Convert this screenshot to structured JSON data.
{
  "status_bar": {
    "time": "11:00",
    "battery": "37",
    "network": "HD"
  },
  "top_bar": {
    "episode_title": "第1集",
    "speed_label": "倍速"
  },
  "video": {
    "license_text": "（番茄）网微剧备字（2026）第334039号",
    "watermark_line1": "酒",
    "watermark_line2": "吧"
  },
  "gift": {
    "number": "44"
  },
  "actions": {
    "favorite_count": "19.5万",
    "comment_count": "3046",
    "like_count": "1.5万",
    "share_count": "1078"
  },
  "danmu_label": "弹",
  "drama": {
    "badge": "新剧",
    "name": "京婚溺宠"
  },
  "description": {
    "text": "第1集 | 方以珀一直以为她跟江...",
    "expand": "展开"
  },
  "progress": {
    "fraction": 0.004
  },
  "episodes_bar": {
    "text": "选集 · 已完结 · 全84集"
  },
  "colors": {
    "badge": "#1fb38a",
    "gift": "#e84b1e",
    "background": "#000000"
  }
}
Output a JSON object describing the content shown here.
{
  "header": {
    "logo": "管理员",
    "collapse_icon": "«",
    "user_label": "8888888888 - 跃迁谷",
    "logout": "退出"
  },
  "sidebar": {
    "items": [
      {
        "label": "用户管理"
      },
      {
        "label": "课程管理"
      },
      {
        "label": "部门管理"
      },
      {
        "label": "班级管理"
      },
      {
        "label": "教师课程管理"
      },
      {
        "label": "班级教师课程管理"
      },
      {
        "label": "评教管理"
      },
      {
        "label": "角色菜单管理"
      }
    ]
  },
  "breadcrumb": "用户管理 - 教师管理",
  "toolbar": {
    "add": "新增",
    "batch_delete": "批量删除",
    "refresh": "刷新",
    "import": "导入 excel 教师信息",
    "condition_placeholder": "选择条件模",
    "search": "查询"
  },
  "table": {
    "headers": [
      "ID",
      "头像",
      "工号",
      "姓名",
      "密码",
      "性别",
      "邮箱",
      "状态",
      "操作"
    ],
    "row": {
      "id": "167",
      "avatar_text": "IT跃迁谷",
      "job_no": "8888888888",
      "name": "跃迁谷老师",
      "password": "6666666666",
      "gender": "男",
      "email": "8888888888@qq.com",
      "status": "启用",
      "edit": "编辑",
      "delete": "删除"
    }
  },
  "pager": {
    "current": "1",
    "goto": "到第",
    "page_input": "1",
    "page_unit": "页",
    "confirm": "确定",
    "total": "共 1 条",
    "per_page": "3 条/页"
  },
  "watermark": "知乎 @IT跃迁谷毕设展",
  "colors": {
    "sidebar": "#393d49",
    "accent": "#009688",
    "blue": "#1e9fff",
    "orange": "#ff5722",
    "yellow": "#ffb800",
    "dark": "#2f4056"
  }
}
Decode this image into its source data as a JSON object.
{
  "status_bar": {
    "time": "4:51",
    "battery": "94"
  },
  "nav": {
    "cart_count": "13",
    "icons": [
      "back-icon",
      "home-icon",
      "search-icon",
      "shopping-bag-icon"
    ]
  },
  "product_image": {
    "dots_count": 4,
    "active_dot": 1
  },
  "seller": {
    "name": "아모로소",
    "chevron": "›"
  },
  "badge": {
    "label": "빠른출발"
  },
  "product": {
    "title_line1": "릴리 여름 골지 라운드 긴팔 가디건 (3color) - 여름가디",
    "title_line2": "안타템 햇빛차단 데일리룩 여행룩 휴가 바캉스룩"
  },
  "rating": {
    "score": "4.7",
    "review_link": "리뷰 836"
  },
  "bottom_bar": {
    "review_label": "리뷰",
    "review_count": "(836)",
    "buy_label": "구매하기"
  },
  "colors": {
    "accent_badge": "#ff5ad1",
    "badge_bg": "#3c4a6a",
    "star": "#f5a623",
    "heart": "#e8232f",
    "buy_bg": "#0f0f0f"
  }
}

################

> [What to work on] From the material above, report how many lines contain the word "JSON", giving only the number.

> [Task solution] 3